BEGIN Supplied information
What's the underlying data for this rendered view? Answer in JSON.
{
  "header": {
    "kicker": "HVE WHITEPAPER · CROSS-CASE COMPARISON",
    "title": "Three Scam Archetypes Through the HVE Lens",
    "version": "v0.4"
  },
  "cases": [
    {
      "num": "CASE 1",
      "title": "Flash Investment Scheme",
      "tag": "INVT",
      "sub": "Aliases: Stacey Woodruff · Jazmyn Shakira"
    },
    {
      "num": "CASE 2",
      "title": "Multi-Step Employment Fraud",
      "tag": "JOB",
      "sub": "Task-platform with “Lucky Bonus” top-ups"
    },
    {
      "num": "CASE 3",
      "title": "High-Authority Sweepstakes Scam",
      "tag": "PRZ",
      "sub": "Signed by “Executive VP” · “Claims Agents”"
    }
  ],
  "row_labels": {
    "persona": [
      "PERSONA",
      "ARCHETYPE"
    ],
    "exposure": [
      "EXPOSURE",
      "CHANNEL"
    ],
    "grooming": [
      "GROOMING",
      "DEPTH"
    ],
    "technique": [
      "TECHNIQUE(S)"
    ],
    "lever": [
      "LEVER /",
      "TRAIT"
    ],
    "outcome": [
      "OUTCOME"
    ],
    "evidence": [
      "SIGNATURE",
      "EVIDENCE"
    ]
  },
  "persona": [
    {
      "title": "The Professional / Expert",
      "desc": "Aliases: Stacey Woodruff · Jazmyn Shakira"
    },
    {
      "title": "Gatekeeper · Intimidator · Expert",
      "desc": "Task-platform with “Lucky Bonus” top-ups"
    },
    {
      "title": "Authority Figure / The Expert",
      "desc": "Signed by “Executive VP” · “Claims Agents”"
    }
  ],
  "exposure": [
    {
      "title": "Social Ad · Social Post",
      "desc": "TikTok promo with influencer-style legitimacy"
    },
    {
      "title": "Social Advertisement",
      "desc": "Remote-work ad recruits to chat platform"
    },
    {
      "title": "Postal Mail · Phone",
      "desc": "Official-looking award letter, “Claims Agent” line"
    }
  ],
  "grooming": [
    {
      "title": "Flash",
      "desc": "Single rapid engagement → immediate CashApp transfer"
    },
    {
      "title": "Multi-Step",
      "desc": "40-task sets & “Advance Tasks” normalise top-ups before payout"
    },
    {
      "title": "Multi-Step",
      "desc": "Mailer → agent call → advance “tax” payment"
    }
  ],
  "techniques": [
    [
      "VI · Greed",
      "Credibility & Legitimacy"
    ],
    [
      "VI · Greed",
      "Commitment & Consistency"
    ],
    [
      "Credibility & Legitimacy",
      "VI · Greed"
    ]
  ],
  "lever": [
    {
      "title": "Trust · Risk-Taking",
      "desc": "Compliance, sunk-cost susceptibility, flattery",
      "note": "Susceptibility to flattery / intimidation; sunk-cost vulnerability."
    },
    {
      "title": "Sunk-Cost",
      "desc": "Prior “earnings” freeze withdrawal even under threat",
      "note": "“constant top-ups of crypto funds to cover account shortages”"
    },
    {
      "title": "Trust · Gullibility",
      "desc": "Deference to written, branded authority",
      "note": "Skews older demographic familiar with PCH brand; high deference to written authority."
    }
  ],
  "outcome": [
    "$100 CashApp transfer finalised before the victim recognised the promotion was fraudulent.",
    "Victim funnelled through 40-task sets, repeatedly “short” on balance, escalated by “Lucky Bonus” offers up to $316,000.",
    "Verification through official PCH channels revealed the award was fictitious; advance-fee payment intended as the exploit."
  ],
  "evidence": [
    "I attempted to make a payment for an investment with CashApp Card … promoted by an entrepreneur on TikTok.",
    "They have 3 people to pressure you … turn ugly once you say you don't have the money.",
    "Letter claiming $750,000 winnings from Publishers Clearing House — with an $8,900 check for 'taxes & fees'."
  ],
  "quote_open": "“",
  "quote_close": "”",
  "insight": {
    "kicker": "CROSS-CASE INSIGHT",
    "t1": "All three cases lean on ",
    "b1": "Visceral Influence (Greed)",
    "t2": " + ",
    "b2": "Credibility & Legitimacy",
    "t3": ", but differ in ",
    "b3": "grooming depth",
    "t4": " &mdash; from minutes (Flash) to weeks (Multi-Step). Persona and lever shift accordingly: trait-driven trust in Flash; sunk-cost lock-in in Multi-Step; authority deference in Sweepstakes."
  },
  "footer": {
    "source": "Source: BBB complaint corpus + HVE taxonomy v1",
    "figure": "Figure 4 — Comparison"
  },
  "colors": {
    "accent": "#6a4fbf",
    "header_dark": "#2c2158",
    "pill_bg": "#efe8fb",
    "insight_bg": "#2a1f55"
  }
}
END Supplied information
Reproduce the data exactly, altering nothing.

● Task answer:
What's the underlying data for this rendered view? Answer in JSON.
{
  "header": {
    "kicker": "HVE WHITEPAPER · CROSS-CASE COMPARISON",
    "title": "Three Scam Archetypes Through the HVE Lens",
    "version": "v0.4"
  },
  "cases": [
    {
      "num": "CASE 1",
      "title": "Flash Investment Scheme",
      "tag": "INVT",
      "sub": "Aliases: Stacey Woodruff · Jazmyn Shakira"
    },
    {
      "num": "CASE 2",
      "title": "Multi-Step Employment Fraud",
      "tag": "JOB",
      "sub": "Task-platform with “Lucky Bonus” top-ups"
    },
    {
      "num": "CASE 3",
      "title": "High-Authority Sweepstakes Scam",
      "tag": "PRZ",
      "sub": "Signed by “Executive VP” · “Claims Agents”"
    }
  ],
  "row_labels": {
    "persona": [
      "PERSONA",
      "ARCHETYPE"
    ],
    "exposure": [
      "EXPOSURE",
      "CHANNEL"
    ],
    "grooming": [
      "GROOMING",
      "DEPTH"
    ],
    "technique": [
      "TECHNIQUE(S)"
    ],
    "lever": [
      "LEVER /",
      "TRAIT"
    ],
    "outcome": [
      "OUTCOME"
    ],
    "evidence": [
      "SIGNATURE",
      "EVIDENCE"
    ]
  },
  "persona": [
    {
      "title": "The Professional / Expert",
      "desc": "Aliases: Stacey Woodruff · Jazmyn Shakira"
    },
    {
      "title": "Gatekeeper · Intimidator · Expert",
      "desc": "Task-platform with “Lucky Bonus” top-ups"
    },
    {
      "title": "Authority Figure / The Expert",
      "desc": "Signed by “Executive VP” · “Claims Agents”"
    }
  ],
  "exposure": [
    {
      "title": "Social Ad · Social Post",
      "desc": "TikTok promo with influencer-style legitimacy"
    },
    {
      "title": "Social Advertisement",
      "desc": "Remote-work ad recruits to chat platform"
    },
    {
      "title": "Postal Mail · Phone",
      "desc": "Official-looking award letter, “Claims Agent” line"
    }
  ],
  "grooming": [
    {
      "title": "Flash",
      "desc": "Single rapid engagement → immediate CashApp transfer"
    },
    {
      "title": "Multi-Step",
      "desc": "40-task sets & “Advance Tasks” normalise top-ups before payout"
    },
    {
      "title": "Multi-Step",
      "desc": "Mailer → agent call → advance “tax” payment"
    }
  ],
  "techniques": [
    [
      "VI · Greed",
      "Credibility & Legitimacy"
    ],
    [
      "VI · Greed",
      "Commitment & Consistency"
    ],
    [
      "Credibility & Legitimacy",
      "VI · Greed"
    ]
  ],
  "lever": [
    {
      "title": "Trust · Risk-Taking",
      "desc": "Compliance, sunk-cost susceptibility, flattery",
      "note": "Susceptibility to flattery / intimidation; sunk-cost vulnerability."
    },
    {
      "title": "Sunk-Cost",
      "desc": "Prior “earnings” freeze withdrawal even under threat",
      "note": "“constant top-ups of crypto funds to cover account shortages”"
    },
    {
      "title": "Trust · Gullibility",
      "desc": "Deference to written, branded authority",
      "note": "Skews older demographic familiar with PCH brand; high deference to written authority."
    }
  ],
  "outcome": [
    "$100 CashApp transfer finalised before the victim recognised the promotion was fraudulent.",
    "Victim funnelled through 40-task sets, repeatedly “short” on balance, escalated by “Lucky Bonus” offers up to $316,000.",
    "Verification through official PCH channels revealed the award was fictitious; advance-fee payment intended as the exploit."
  ],
  "evidence": [
    "I attempted to make a payment for an investment with CashApp Card … promoted by an entrepreneur on TikTok.",
    "They have 3 people to pressure you … turn ugly once you say you don't have the money.",
    "Letter claiming $750,000 winnings from Publishers Clearing House — with an $8,900 check for 'taxes & fees'."
  ],
  "quote_open": "“",
  "quote_close": "”",
  "insight": {
    "kicker": "CROSS-CASE INSIGHT",
    "t1": "All three cases lean on ",
    "b1": "Visceral Influence (Greed)",
    "t2": " + ",
    "b2": "Credibility & Legitimacy",
    "t3": ", but differ in ",
    "b3": "grooming depth",
    "t4": " &mdash; from minutes (Flash) to weeks (Multi-Step). Persona and lever shift accordingly: trait-driven trust in Flash; sunk-cost lock-in in Multi-Step; authority deference in Sweepstakes."
  },
  "footer": {
    "source": "Source: BBB complaint corpus + HVE taxonomy v1",
    "figure": "Figure 4 — Comparison"
  },
  "colors": {
    "accent": "#6a4fbf",
    "header_dark": "#2c2158",
    "pill_bg": "#efe8fb",
    "insight_bg": "#2a1f55"
  }
}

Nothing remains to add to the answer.